We live in a time where people are increasingly unwilling to take on debt. They are thinking twice about their expenses, economizing when possible, and doing their best to pay down their debt.
It should hardly come as a surprise that more and more people are questioning the value of higher education. Perhaps your child's life will be enhanced by going to an Ivy League school, but with a price tag of around a quarter million dollars, you are likely to think long and hard before committing to the expense.
Yesterday, Sue Schellenbarger wrote in the Wall Street Journal about parents who had chosen not to spend money to send their children to graduate school. Instead, they had decided to take the money and buy their children a start-up businesses. Link here.
It should not surprise anyone that these young people are having a difficult time learning about how to run a real business. Some of them must feel that they have been thrown in the deep end of the pool before they know how to swim.
Their college experience taught them about ideas, but not about experience. Their work experience has turned it around, which may be the best thing for them.
Strikingly, these affluent parents are choosing not to invest in increased education for their children. Said parents seem to believe that real-world experience will do their children more good than will another stay in the halls of academe.
In part, this strategy reflects the increasing difficulty young people are having getting jobs. But, it must also count as a vote of no confidence in our educational system.
As I started researching this post I came across more and more evidence that our universities, especially those that are supposed to be the best, are doing a bad job preparing students for the real world.
Foundation president Robert Atkinson interviews and hires people from the best and the brightest universities. In an article he wrote for the Huffington Post a few weeks ago he explained how surprised he was to find English majors who did not know how to write and philosophy majors who did not know how to think. Link here.
In his words: "One applicant, a recent Princeton grad, submitted a test that was full of spelling and grammar mistakes. Didn't they teach 'spell check' at Princeton? A Boston University grad couldn't accurately complete a simple excel spreadsheet."
Today Michael Schrage argues a similar point in the Harvard Business Review. Link here.
In his words: "Knowledge may be power, but 'knowledge from college' is neither predictor nor guarantor of success. Growing numbers of informed observers increasingly describe a higher education 'bubble' that makes a college and/or university education a subprime investment for far too many attendees."
Schrage differentiates between having raw, abstract, theoretical knowledge and possessing the skills required to apply that knowledge to a problem.
He even sees the defect in students who are studying the most rigorous disciplines: "I know doctoral candidates in statistics and operations research who find adapting their superb technical expertise to messy, real-world problem solving extraordinarily difficult. Their great knowledge does not confer great skill."
How did things get to this point? Perhaps our institutions of higher education been taken over by people who gaze on the great Ideas, but who have no concern with teaching students how to implement those Ideas in the real world.
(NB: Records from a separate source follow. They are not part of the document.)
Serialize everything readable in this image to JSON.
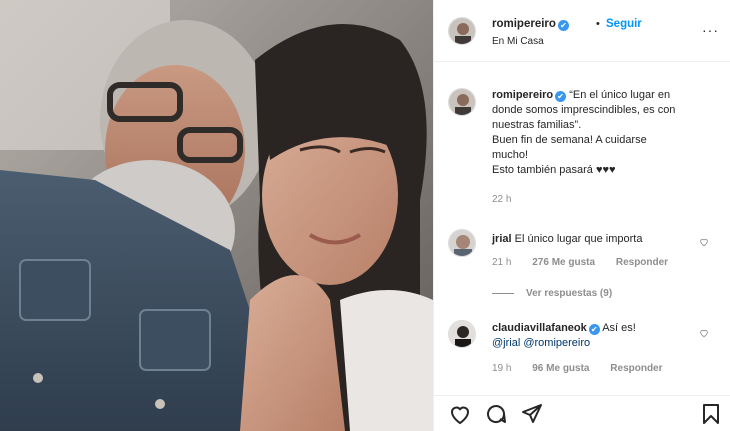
{
  "post": {
    "username": "romipereiro",
    "verified_glyph": "✔",
    "separator": "•",
    "follow_label": "Seguir",
    "location": "En Mi Casa",
    "more_glyph": "···"
  },
  "caption": {
    "username": "romipereiro",
    "lines": [
      "“En el único lugar en",
      "donde somos imprescindibles, es con",
      "nuestras familias”.",
      "Buen fin de semana! A cuidarse",
      "mucho!",
      "Esto también pasará ♥♥♥"
    ],
    "time": "22 h"
  },
  "comments": [
    {
      "username": "jrial",
      "text": "El único lugar que importa",
      "time": "21 h",
      "likes": "276 Me gusta",
      "reply_label": "Responder",
      "view_replies": "Ver respuestas (9)"
    },
    {
      "username": "claudiavillafaneok",
      "text": "Así es!",
      "mention_1": "@jrial",
      "mention_2": "@romipereiro",
      "time": "19 h",
      "likes": "96 Me gusta",
      "reply_label": "Responder"
    }
  ],
  "icons": {
    "like": "heart-icon",
    "comment": "comment-icon",
    "share": "share-icon",
    "save": "bookmark-icon"
  },
  "colors": {
    "accent": "#0095f6",
    "verified": "#3897f0",
    "muted": "#8e8e8e"
  }
}
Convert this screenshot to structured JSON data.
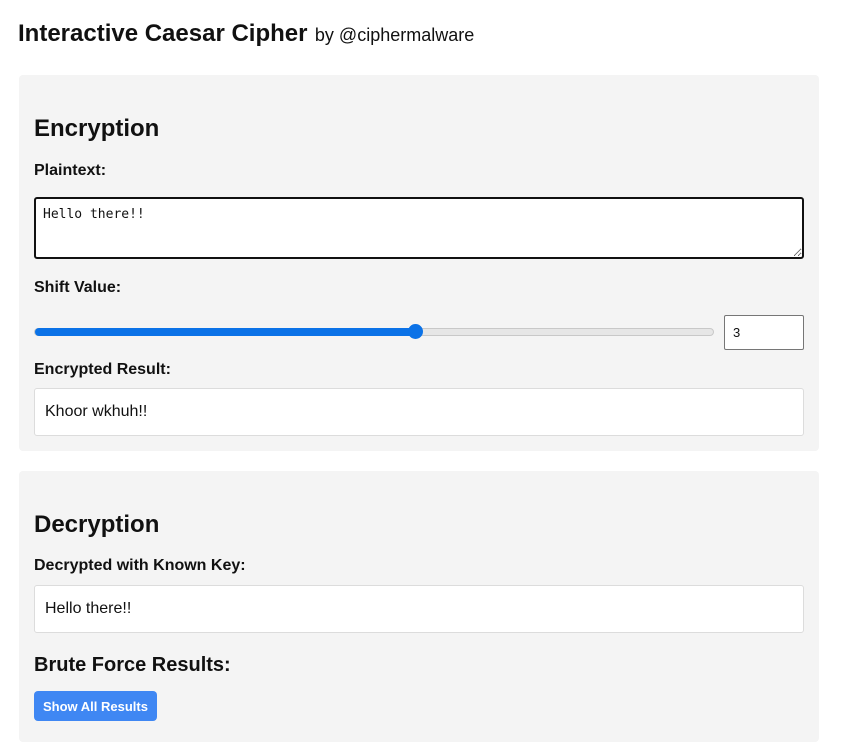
{
  "header": {
    "title": "Interactive Caesar Cipher",
    "byline": "by @ciphermalware"
  },
  "encryption": {
    "heading": "Encryption",
    "plaintext_label": "Plaintext:",
    "plaintext_value": "Hello there!!",
    "shift_label": "Shift Value:",
    "shift_value": "3",
    "shift_slider_fraction": 0.56,
    "result_label": "Encrypted Result:",
    "result_value": "Khoor wkhuh!!"
  },
  "decryption": {
    "heading": "Decryption",
    "known_key_label": "Decrypted with Known Key:",
    "known_key_result": "Hello there!!",
    "brute_force_heading": "Brute Force Results:",
    "show_all_label": "Show All Results"
  },
  "colors": {
    "accent": "#0b72e7",
    "button": "#3f87f3",
    "panel": "#f4f4f4"
  }
}
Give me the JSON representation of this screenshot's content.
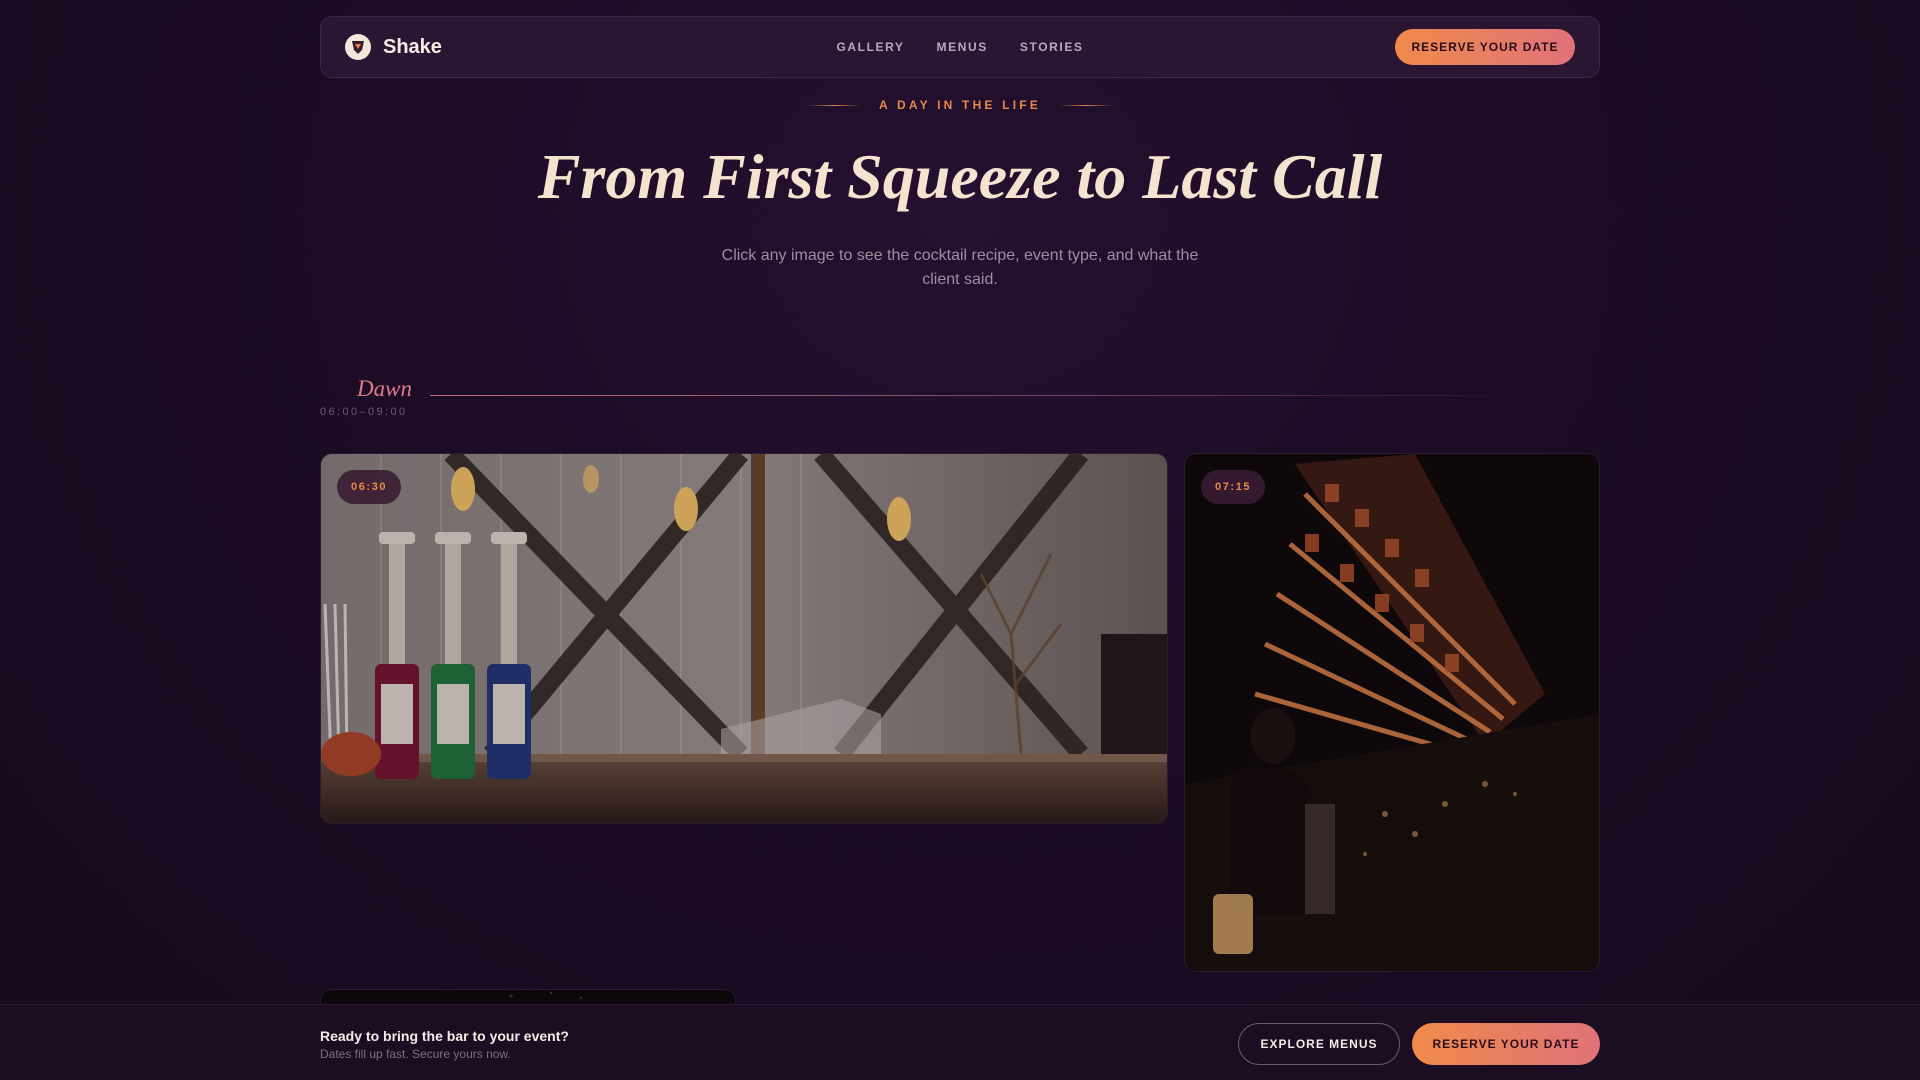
{
  "brand": {
    "name": "Shake",
    "logo_icon": "shaker-shield-icon"
  },
  "nav": {
    "links": [
      "GALLERY",
      "MENUS",
      "STORIES"
    ],
    "cta_label": "RESERVE YOUR DATE"
  },
  "hero": {
    "eyebrow": "A DAY IN THE LIFE",
    "title": "From First Squeeze to Last Call",
    "subtitle": "Click any image to see the cocktail recipe, event type, and what the client said."
  },
  "section": {
    "name": "Dawn",
    "time_range": "06:00–09:00",
    "cards": [
      {
        "time": "06:30",
        "image": "bar-counter-syrup-bottles-photo"
      },
      {
        "time": "07:15",
        "image": "bartender-backbar-shelves-photo"
      },
      {
        "image": "night-venue-photo"
      }
    ]
  },
  "cta_bar": {
    "title": "Ready to bring the bar to your event?",
    "subtitle": "Dates fill up fast. Secure yours now.",
    "secondary_label": "EXPLORE MENUS",
    "primary_label": "RESERVE YOUR DATE"
  },
  "colors": {
    "background": "#1a0b22",
    "accent_orange": "#e8894c",
    "accent_pink": "#e07a86",
    "cream": "#f4e3cf"
  }
}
To me this feels like a newer version of the old mind/body problem, the one created by Descartes. If you follow Descartes and go off in search of a pure mind, abstracted from all real experience, then you will never be able to find your way back into the real world?
The best example of this thorny, and not immediately self-evident problem is an old New Yorker cartoon where a man from the city gets lost while driving through the country. He stops and asks a local farmer for directions. The farmer replies: "Come to think of it, you can't get there from here."
In another way the difference between theory and practical skills recalls the great philosophical debate over which comes first, mind or experience, which is a debate between Platonic and Aristotelian philosophies.
Should education begin and end with endless lucubrations over abstract theoretic concepts. To the exclusion of concerns about experience and practical skills? Or should it begin with an analysis of practical problems, how to analyze them, how to solve them, and what it might mean once we do?
Students who begin and end with theory tend to be lost when faced with real world problems. While theory is no substitute for experience, you can develop theories based on your practical experience.
But you cannot develop theories from experience unless you know that theory is there to serve experience, and not vice versa.